- 1 tablespoon extra virgin olive oil, if needed
- Kosher salt to taste (I used 1/2 teaspoon)
- Ground black pepper to taste (I used 1/2 teaspoon)
- In a large pot of boiling, generously salted water, cook the penne until al dente, according to package instructions. Just before the pasta is finished, use a ladle or liquid measuring cup to carefully reserve about 1/4 cup of pasta water. Set aside. Drain the pasta and rinse with water to prevent sticking.
- While the pasta is cooking, place the sun-dried tomatoes on a paper towel-lined plate to drain off some of the excess oil, gently patting the tops dry (the oil doesn't need to be completely removed, but the tomatoes shouldn't be swimming in it). Coarsely chop the tomatoes and set aside.
- Melt the butter in medium-sized skillet over low heat. Add the pine nuts and cook, stirring frequently, until they smell fragrant and are just starting to brown, 4-5 minutes. You can adjust the heat to medium-low to speed up the process, but be careful to avoid burning the nuts and/or butter.

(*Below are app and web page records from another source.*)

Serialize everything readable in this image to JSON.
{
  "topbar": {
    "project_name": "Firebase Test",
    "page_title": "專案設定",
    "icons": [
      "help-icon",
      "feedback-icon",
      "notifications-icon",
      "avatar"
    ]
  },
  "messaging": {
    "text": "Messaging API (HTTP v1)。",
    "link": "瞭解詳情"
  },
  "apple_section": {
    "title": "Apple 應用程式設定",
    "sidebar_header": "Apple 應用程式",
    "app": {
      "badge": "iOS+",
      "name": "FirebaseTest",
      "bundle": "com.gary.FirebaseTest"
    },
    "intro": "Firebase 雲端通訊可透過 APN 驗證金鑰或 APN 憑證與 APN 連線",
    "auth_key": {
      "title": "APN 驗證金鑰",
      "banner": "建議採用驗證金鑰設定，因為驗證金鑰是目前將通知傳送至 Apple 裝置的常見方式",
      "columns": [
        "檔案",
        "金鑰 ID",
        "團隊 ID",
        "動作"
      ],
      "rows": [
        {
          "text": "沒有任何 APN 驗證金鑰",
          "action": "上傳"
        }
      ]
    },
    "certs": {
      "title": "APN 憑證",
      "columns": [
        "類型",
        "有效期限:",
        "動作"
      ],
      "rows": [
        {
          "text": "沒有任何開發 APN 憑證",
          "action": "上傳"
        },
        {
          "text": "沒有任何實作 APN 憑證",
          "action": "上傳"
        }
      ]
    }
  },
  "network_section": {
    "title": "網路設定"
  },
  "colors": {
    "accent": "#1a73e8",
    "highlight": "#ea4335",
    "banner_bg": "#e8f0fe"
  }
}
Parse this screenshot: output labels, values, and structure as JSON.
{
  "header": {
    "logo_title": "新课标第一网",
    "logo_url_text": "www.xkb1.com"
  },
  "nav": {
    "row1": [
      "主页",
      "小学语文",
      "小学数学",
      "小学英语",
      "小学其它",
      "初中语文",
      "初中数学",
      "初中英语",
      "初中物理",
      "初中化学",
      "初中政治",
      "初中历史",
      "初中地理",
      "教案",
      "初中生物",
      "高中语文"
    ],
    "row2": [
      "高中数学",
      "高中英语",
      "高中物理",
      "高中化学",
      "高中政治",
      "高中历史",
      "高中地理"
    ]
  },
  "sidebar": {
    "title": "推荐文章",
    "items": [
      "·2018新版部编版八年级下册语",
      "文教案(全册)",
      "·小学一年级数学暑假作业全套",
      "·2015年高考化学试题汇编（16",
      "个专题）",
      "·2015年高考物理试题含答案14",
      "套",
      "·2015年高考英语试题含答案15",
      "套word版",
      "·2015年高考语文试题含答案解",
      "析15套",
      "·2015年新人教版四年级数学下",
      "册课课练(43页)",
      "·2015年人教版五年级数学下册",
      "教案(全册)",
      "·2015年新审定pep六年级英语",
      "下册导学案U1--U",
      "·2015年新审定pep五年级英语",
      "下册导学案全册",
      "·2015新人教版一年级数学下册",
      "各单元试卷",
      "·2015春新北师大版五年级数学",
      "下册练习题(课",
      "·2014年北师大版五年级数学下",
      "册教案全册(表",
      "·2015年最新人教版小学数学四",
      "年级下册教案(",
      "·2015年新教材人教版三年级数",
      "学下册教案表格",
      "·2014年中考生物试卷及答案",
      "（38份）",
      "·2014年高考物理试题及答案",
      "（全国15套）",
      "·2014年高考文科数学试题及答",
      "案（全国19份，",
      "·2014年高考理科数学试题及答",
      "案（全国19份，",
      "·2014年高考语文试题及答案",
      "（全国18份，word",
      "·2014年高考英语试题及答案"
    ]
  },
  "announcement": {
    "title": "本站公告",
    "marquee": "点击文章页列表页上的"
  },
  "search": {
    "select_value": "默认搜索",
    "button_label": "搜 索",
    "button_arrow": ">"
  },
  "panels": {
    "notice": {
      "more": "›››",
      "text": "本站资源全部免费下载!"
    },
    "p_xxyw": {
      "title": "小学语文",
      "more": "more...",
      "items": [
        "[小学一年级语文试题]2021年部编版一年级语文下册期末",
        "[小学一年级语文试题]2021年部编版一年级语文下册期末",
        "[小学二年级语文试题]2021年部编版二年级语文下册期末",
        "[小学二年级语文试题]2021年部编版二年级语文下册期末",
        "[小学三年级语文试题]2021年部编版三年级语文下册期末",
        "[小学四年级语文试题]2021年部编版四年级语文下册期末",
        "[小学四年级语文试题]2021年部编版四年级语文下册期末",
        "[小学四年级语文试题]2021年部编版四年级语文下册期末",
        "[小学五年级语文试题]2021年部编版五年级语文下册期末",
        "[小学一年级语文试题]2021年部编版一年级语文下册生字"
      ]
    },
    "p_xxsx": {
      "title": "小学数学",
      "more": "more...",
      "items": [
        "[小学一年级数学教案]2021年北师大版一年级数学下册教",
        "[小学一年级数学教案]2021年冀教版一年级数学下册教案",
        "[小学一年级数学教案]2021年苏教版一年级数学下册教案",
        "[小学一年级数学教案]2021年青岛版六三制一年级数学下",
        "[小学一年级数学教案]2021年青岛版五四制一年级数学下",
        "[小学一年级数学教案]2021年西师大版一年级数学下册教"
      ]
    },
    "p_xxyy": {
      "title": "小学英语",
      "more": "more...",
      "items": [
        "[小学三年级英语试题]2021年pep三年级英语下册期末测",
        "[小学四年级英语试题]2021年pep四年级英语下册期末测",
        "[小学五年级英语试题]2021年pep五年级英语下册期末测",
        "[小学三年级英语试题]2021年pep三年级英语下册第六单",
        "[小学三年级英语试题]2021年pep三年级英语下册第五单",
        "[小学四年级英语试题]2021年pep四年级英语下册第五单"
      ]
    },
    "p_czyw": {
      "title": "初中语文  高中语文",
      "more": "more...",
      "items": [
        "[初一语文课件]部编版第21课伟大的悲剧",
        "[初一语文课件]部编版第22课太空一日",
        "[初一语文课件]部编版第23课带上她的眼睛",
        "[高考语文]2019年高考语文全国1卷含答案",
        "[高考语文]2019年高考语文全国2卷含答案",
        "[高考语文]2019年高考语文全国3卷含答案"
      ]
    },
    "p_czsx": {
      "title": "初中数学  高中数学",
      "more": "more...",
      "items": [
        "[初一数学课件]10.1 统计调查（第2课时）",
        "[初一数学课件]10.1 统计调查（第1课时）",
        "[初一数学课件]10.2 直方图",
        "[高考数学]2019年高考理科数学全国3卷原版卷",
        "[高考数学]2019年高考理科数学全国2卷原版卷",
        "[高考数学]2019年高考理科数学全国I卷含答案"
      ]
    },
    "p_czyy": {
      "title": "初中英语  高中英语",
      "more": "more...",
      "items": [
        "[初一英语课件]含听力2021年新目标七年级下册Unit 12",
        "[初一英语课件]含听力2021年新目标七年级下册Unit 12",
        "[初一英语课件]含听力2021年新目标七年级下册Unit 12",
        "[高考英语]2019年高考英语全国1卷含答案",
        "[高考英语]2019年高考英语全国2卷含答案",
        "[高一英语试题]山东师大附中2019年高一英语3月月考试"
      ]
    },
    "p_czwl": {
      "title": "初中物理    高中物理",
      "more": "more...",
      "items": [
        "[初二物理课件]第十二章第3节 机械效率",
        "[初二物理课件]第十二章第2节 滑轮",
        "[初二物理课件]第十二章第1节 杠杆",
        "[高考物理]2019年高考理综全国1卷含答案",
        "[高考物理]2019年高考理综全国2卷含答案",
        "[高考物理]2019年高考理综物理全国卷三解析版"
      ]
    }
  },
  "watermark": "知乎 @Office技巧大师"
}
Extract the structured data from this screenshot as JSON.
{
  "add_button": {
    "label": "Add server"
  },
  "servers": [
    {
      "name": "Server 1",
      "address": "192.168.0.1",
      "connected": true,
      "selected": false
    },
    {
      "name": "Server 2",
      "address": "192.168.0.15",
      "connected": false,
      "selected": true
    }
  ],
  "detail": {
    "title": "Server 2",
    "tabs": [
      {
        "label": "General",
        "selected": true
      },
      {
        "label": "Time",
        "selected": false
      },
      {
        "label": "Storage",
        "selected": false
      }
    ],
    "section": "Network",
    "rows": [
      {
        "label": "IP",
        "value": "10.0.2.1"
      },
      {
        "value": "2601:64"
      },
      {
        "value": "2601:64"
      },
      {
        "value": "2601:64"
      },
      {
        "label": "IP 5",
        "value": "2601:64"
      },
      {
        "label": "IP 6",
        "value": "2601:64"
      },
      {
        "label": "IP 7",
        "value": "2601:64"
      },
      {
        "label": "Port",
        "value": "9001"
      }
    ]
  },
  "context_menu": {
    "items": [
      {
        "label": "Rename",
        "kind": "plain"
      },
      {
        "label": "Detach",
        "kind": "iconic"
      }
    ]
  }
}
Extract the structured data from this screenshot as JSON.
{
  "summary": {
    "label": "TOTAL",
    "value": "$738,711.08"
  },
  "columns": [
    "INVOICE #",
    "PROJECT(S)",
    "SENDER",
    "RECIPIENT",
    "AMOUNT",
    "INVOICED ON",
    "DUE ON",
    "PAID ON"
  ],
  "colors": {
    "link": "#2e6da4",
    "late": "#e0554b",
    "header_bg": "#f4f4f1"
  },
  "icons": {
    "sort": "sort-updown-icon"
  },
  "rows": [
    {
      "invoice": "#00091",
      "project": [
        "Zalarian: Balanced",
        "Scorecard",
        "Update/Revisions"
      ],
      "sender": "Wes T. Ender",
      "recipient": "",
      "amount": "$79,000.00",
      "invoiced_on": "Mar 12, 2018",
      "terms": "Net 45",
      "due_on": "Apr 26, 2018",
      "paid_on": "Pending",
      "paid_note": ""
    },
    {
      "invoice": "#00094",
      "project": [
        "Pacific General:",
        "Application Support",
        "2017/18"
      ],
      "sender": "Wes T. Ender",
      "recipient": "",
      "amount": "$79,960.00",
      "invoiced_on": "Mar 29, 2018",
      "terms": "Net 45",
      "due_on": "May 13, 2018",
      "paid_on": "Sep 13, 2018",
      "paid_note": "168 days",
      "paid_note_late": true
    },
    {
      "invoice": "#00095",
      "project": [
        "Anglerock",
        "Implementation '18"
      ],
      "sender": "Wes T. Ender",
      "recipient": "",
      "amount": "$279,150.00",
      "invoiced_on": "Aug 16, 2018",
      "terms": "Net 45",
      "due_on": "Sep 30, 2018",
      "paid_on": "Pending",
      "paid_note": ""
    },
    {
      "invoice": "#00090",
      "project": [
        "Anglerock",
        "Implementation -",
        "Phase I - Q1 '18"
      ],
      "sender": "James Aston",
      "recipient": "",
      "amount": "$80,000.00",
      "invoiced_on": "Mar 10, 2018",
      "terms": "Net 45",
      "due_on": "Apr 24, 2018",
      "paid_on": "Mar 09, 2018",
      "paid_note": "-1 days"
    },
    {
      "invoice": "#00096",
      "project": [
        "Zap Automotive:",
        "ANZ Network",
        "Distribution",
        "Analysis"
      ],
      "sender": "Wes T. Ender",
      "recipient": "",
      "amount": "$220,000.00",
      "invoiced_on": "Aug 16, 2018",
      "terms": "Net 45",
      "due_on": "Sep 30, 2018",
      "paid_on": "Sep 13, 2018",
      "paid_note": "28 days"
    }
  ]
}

- Remove the skillet from the heat and stir in the garlic. Continue stirring for 1 minute; the residual heat will cook the garlic.
- Transfer the pasta to a large bowl. Stir the sun-dried tomatoes, pine nut mixture, parmesan cheese, and basil, adding small splashes of pasta water to help bring the ingredients together. Make sure not to leave any of that nutty, garlic-infused butter behind in the skillet; scrape it all into the pasta. If it feels like the ingredients are clumping, you can optionally add some or all of the olive oil for additional slip.
- Season with salt and pepper to taste. Divide into serving bowls, garnish with additional parmesan and basil before serving.
- Leftovers will keep in an airtight container in the refrigerator for up to 5 days.
Please read my full post for additional recipe notes, tips, and serving suggestions!
For immediate help troubleshooting a recipe, please email me using the form on my contact page. I’ll try to respond to urgent questions as quickly as possible! For all general questions, please leave a comment here :)